▸ TASK OBJECTIVE: Some lines in the data below hold the string "Referencing". Report how many, as a bare number.

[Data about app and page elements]

--- START ---

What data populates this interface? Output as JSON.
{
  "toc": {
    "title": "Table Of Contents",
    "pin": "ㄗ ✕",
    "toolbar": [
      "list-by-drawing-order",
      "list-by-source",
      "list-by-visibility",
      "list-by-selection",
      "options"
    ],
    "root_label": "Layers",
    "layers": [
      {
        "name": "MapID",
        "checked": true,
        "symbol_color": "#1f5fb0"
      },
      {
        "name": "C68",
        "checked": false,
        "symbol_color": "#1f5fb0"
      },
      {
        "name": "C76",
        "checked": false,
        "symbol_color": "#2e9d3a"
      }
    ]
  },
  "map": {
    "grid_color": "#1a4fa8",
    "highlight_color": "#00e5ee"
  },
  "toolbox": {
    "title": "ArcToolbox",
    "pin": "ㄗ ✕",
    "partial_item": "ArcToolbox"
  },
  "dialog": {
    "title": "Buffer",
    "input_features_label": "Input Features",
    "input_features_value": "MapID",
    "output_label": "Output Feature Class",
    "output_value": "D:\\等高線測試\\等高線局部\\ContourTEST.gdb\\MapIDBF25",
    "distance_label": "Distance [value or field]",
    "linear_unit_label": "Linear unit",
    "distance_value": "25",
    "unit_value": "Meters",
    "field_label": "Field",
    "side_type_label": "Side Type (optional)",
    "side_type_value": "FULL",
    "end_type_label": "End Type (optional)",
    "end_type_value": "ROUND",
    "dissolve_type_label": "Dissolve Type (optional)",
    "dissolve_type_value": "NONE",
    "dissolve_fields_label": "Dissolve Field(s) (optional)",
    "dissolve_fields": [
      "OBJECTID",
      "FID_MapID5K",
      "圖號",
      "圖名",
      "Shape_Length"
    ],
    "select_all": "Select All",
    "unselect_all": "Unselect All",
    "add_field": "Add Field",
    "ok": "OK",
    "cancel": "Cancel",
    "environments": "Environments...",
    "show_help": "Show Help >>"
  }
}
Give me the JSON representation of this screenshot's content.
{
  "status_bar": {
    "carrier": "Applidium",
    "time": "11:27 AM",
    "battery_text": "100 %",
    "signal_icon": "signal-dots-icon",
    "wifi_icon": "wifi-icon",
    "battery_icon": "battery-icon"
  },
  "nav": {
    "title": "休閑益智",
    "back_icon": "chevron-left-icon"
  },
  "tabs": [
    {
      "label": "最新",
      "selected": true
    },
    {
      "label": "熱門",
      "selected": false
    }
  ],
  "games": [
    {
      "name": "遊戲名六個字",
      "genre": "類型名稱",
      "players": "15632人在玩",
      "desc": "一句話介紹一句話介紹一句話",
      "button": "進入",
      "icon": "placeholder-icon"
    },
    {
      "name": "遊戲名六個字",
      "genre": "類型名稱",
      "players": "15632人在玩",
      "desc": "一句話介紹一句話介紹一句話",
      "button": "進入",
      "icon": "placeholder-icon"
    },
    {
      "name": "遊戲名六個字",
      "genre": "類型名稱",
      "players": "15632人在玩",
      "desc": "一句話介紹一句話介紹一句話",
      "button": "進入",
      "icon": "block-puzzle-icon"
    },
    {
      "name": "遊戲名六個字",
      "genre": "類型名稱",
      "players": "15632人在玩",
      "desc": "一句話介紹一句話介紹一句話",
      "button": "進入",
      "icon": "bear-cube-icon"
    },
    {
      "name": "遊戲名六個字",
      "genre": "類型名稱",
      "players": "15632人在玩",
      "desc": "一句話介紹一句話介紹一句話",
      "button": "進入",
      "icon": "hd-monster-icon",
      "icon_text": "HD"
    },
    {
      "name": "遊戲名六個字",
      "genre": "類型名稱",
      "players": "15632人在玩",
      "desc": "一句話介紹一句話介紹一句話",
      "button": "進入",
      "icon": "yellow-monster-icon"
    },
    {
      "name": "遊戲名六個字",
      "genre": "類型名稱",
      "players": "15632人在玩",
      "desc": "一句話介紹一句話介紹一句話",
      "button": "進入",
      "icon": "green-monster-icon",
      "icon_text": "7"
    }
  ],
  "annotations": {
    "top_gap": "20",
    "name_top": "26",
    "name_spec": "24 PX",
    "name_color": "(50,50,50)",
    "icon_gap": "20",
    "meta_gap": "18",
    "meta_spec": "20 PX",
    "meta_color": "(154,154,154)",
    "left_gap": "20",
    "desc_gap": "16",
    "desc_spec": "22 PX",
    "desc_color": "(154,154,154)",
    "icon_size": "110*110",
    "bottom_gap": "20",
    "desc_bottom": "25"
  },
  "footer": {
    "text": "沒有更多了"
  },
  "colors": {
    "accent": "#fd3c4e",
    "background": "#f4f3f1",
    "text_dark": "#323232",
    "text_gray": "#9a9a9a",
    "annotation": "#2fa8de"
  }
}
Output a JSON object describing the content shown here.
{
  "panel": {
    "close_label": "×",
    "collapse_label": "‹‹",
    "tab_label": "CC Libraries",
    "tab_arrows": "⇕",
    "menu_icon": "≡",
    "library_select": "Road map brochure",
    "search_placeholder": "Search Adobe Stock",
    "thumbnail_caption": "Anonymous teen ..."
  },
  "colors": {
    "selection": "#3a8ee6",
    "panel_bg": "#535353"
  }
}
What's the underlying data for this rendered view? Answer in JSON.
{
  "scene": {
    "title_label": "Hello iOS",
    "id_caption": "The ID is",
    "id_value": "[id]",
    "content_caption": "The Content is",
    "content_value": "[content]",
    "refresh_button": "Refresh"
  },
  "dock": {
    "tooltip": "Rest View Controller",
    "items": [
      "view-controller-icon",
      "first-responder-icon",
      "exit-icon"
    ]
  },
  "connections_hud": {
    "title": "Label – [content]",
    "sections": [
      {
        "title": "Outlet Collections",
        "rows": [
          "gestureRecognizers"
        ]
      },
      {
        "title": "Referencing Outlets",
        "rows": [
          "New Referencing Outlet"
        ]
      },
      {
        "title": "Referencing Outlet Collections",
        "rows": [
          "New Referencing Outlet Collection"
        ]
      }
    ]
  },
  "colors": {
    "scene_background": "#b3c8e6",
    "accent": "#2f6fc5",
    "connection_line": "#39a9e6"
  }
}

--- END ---

▸ EXERCISE SOLUTION: 4